▶
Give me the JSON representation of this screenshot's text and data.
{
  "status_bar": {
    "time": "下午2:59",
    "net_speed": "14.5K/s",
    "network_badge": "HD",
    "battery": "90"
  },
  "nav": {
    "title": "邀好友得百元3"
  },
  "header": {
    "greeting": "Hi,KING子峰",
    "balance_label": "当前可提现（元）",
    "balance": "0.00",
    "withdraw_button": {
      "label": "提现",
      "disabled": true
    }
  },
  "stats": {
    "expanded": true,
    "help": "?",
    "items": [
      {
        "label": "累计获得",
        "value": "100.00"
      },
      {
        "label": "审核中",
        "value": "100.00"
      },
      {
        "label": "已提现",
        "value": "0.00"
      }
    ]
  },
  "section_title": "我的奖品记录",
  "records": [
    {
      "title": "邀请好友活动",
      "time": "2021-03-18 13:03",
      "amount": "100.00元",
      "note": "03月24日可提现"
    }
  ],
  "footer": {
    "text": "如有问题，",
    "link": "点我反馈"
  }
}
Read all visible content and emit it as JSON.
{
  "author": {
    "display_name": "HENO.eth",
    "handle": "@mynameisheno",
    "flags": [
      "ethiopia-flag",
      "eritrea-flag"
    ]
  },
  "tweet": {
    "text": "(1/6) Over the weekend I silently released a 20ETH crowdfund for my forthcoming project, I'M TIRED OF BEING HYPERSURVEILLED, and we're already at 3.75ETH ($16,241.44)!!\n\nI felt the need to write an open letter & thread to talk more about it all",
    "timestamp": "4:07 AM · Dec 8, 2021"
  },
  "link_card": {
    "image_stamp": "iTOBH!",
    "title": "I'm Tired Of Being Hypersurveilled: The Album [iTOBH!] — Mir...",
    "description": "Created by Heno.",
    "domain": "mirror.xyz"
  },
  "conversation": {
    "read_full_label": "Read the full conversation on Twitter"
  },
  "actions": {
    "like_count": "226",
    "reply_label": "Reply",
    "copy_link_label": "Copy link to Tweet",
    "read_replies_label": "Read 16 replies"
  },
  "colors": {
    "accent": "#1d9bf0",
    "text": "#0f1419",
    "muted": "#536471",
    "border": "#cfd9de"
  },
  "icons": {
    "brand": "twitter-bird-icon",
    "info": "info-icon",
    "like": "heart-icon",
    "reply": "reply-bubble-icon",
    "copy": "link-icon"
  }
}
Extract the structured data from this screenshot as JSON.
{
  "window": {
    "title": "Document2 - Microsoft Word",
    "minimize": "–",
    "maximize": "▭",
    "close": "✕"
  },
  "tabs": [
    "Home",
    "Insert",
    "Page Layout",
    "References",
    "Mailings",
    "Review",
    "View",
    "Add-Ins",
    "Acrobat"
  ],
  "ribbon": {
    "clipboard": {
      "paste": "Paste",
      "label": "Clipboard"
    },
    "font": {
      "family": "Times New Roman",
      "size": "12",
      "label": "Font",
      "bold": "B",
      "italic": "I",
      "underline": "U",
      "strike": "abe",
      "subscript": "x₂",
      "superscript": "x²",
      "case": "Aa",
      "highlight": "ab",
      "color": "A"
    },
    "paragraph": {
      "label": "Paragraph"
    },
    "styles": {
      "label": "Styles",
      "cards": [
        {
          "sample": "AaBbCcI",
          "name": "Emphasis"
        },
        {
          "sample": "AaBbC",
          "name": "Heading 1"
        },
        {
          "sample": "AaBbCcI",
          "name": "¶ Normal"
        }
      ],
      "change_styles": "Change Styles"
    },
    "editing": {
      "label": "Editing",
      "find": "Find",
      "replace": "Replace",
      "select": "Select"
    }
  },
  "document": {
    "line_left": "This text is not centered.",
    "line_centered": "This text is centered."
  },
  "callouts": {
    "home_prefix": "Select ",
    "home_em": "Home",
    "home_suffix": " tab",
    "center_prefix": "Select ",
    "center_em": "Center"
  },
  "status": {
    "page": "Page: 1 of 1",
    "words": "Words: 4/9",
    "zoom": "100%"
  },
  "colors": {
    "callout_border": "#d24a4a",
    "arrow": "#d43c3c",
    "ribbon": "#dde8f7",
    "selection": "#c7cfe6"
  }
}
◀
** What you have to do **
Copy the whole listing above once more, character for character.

** Answer for the task **
Give me the JSON representation of this screenshot's text and data.
{
  "status_bar": {
    "time": "下午2:59",
    "net_speed": "14.5K/s",
    "network_badge": "HD",
    "battery": "90"
  },
  "nav": {
    "title": "邀好友得百元3"
  },
  "header": {
    "greeting": "Hi,KING子峰",
    "balance_label": "当前可提现（元）",
    "balance": "0.00",
    "withdraw_button": {
      "label": "提现",
      "disabled": true
    }
  },
  "stats": {
    "expanded": true,
    "help": "?",
    "items": [
      {
        "label": "累计获得",
        "value": "100.00"
      },
      {
        "label": "审核中",
        "value": "100.00"
      },
      {
        "label": "已提现",
        "value": "0.00"
      }
    ]
  },
  "section_title": "我的奖品记录",
  "records": [
    {
      "title": "邀请好友活动",
      "time": "2021-03-18 13:03",
      "amount": "100.00元",
      "note": "03月24日可提现"
    }
  ],
  "footer": {
    "text": "如有问题，",
    "link": "点我反馈"
  }
}
Read all visible content and emit it as JSON.
{
  "author": {
    "display_name": "HENO.eth",
    "handle": "@mynameisheno",
    "flags": [
      "ethiopia-flag",
      "eritrea-flag"
    ]
  },
  "tweet": {
    "text": "(1/6) Over the weekend I silently released a 20ETH crowdfund for my forthcoming project, I'M TIRED OF BEING HYPERSURVEILLED, and we're already at 3.75ETH ($16,241.44)!!\n\nI felt the need to write an open letter & thread to talk more about it all",
    "timestamp": "4:07 AM · Dec 8, 2021"
  },
  "link_card": {
    "image_stamp": "iTOBH!",
    "title": "I'm Tired Of Being Hypersurveilled: The Album [iTOBH!] — Mir...",
    "description": "Created by Heno.",
    "domain": "mirror.xyz"
  },
  "conversation": {
    "read_full_label": "Read the full conversation on Twitter"
  },
  "actions": {
    "like_count": "226",
    "reply_label": "Reply",
    "copy_link_label": "Copy link to Tweet",
    "read_replies_label": "Read 16 replies"
  },
  "colors": {
    "accent": "#1d9bf0",
    "text": "#0f1419",
    "muted": "#536471",
    "border": "#cfd9de"
  },
  "icons": {
    "brand": "twitter-bird-icon",
    "info": "info-icon",
    "like": "heart-icon",
    "reply": "reply-bubble-icon",
    "copy": "link-icon"
  }
}
Extract the structured data from this screenshot as JSON.
{
  "window": {
    "title": "Document2 - Microsoft Word",
    "minimize": "–",
    "maximize": "▭",
    "close": "✕"
  },
  "tabs": [
    "Home",
    "Insert",
    "Page Layout",
    "References",
    "Mailings",
    "Review",
    "View",
    "Add-Ins",
    "Acrobat"
  ],
  "ribbon": {
    "clipboard": {
      "paste": "Paste",
      "label": "Clipboard"
    },
    "font": {
      "family": "Times New Roman",
      "size": "12",
      "label": "Font",
      "bold": "B",
      "italic": "I",
      "underline": "U",
      "strike": "abe",
      "subscript": "x₂",
      "superscript": "x²",
      "case": "Aa",
      "highlight": "ab",
      "color": "A"
    },
    "paragraph": {
      "label": "Paragraph"
    },
    "styles": {
      "label": "Styles",
      "cards": [
        {
          "sample": "AaBbCcI",
          "name": "Emphasis"
        },
        {
          "sample": "AaBbC",
          "name": "Heading 1"
        },
        {
          "sample": "AaBbCcI",
          "name": "¶ Normal"
        }
      ],
      "change_styles": "Change Styles"
    },
    "editing": {
      "label": "Editing",
      "find": "Find",
      "replace": "Replace",
      "select": "Select"
    }
  },
  "document": {
    "line_left": "This text is not centered.",
    "line_centered": "This text is centered."
  },
  "callouts": {
    "home_prefix": "Select ",
    "home_em": "Home",
    "home_suffix": " tab",
    "center_prefix": "Select ",
    "center_em": "Center"
  },
  "status": {
    "page": "Page: 1 of 1",
    "words": "Words: 4/9",
    "zoom": "100%"
  },
  "colors": {
    "callout_border": "#d24a4a",
    "arrow": "#d43c3c",
    "ribbon": "#dde8f7",
    "selection": "#c7cfe6"
  }
}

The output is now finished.